Source data
____
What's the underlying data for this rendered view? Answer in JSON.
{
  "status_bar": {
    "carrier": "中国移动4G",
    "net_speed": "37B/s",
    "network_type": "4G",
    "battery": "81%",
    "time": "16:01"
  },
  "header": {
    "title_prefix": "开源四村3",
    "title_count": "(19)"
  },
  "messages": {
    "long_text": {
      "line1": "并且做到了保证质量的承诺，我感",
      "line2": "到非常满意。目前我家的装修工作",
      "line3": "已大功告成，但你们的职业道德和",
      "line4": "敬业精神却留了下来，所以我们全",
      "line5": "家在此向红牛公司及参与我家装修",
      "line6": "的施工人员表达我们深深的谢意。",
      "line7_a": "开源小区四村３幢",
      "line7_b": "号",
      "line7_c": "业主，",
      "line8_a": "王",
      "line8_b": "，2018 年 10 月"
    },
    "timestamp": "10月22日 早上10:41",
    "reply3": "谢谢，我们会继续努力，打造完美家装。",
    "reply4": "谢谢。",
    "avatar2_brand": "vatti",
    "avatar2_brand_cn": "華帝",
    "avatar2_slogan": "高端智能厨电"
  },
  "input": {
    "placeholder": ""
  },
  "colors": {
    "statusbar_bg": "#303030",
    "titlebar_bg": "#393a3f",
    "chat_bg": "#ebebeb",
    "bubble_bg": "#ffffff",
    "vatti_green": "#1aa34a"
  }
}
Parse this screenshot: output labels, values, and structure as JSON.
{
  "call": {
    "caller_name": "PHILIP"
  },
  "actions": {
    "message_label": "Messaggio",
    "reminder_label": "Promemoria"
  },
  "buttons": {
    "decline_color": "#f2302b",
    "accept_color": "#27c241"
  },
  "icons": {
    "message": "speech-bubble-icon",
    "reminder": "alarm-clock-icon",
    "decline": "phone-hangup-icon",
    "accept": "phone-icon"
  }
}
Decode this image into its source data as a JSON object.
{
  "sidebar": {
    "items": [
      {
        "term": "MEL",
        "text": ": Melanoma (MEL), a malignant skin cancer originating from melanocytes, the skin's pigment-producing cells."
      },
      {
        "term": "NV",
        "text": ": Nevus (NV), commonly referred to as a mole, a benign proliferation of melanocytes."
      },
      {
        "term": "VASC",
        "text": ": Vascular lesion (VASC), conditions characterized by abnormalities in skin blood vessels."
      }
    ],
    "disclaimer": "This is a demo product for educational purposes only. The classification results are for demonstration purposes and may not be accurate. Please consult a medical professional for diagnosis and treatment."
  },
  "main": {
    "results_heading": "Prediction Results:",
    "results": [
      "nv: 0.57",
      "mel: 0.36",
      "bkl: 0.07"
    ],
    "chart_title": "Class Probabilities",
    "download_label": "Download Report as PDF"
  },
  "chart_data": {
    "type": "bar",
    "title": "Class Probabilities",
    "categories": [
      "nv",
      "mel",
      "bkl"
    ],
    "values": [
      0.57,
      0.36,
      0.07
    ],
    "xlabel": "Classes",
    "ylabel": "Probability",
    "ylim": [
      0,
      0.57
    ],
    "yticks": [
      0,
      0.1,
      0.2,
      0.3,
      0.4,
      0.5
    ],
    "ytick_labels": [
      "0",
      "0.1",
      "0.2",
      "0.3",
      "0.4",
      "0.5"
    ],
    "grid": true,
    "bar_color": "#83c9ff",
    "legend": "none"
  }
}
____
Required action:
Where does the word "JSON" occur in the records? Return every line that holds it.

Task answer:
What's the underlying data for this rendered view? Answer in JSON.
Parse this screenshot: output labels, values, and structure as JSON.
Decode this image into its source data as a JSON object.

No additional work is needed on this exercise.